Entries from a dataset of interfaces:
● ● ● ● ● ● ●

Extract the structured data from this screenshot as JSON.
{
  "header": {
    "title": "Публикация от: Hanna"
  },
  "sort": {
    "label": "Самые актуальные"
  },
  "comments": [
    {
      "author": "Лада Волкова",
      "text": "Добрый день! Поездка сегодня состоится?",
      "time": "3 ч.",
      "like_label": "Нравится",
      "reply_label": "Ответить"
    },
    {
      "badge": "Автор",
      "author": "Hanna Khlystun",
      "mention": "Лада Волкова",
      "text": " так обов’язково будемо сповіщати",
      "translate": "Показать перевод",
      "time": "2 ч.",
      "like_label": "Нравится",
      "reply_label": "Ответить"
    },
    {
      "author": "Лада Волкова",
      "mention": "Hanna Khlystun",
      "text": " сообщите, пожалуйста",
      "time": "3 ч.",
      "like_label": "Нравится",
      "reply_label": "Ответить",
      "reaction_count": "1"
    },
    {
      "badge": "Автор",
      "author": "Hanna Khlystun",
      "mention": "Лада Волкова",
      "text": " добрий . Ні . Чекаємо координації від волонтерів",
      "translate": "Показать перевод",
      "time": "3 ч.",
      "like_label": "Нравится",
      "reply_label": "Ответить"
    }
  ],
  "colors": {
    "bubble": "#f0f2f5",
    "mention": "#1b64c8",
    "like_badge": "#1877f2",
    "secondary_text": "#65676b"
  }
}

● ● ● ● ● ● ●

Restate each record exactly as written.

Extract the structured data from this screenshot as JSON.
{
  "header": {
    "title": "Публикация от: Hanna"
  },
  "sort": {
    "label": "Самые актуальные"
  },
  "comments": [
    {
      "author": "Лада Волкова",
      "text": "Добрый день! Поездка сегодня состоится?",
      "time": "3 ч.",
      "like_label": "Нравится",
      "reply_label": "Ответить"
    },
    {
      "badge": "Автор",
      "author": "Hanna Khlystun",
      "mention": "Лада Волкова",
      "text": " так обов’язково будемо сповіщати",
      "translate": "Показать перевод",
      "time": "2 ч.",
      "like_label": "Нравится",
      "reply_label": "Ответить"
    },
    {
      "author": "Лада Волкова",
      "mention": "Hanna Khlystun",
      "text": " сообщите, пожалуйста",
      "time": "3 ч.",
      "like_label": "Нравится",
      "reply_label": "Ответить",
      "reaction_count": "1"
    },
    {
      "badge": "Автор",
      "author": "Hanna Khlystun",
      "mention": "Лада Волкова",
      "text": " добрий . Ні . Чекаємо координації від волонтерів",
      "translate": "Показать перевод",
      "time": "3 ч.",
      "like_label": "Нравится",
      "reply_label": "Ответить"
    }
  ],
  "colors": {
    "bubble": "#f0f2f5",
    "mention": "#1b64c8",
    "like_badge": "#1877f2",
    "secondary_text": "#65676b"
  }
}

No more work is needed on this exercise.